• [SOURCE DATA]:
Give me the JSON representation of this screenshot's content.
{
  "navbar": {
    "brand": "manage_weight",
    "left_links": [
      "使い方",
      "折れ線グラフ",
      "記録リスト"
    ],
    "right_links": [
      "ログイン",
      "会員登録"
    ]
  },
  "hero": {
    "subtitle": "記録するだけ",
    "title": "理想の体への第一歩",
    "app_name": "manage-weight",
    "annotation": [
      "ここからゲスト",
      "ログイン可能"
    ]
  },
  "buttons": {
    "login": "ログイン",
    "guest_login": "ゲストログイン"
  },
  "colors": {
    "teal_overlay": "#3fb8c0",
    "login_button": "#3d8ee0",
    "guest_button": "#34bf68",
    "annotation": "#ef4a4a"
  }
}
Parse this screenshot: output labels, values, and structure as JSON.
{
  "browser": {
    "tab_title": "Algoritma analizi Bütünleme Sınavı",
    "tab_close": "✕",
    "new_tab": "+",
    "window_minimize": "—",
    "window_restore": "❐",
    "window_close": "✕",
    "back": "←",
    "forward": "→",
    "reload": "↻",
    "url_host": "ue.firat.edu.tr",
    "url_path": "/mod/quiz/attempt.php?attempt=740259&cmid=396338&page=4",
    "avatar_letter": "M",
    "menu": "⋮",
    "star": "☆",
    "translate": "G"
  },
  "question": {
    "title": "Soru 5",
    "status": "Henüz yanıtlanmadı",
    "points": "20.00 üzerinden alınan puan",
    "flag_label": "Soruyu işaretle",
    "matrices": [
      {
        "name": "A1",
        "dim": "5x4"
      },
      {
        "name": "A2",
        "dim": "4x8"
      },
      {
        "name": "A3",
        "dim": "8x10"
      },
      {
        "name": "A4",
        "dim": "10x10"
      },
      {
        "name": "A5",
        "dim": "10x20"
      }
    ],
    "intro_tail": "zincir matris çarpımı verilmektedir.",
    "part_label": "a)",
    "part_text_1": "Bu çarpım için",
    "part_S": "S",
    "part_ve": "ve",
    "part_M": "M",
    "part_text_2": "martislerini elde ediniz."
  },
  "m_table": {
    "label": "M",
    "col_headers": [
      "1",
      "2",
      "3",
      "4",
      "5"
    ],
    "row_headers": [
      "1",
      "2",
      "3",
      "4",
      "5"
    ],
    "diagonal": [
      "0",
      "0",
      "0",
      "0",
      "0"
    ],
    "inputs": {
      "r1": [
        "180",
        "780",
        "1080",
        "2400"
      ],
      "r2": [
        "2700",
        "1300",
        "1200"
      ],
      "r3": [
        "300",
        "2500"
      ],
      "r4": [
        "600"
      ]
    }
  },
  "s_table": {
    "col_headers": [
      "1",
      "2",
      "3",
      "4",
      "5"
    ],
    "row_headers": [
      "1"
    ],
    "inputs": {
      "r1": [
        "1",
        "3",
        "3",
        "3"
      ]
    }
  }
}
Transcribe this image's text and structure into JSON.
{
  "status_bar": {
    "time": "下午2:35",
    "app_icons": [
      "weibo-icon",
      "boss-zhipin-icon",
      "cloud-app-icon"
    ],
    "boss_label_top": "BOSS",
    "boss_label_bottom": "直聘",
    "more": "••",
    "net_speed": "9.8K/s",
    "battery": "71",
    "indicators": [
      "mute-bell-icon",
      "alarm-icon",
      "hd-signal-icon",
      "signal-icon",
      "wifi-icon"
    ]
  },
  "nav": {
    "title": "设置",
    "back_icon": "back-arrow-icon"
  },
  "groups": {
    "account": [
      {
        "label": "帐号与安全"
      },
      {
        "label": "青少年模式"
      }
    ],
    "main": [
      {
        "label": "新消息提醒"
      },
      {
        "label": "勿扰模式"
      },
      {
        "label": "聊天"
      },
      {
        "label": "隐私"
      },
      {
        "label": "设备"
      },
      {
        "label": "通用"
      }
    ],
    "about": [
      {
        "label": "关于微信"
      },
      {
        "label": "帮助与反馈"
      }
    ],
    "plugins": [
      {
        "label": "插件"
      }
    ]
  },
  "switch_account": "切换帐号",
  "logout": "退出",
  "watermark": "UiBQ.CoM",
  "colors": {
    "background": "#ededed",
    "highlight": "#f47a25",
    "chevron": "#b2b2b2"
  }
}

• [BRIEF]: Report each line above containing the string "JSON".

• [RESPONSE TO THE TASK]:
Give me the JSON representation of this screenshot's content.
Parse this screenshot: output labels, values, and structure as JSON.
Transcribe this image's text and structure into JSON.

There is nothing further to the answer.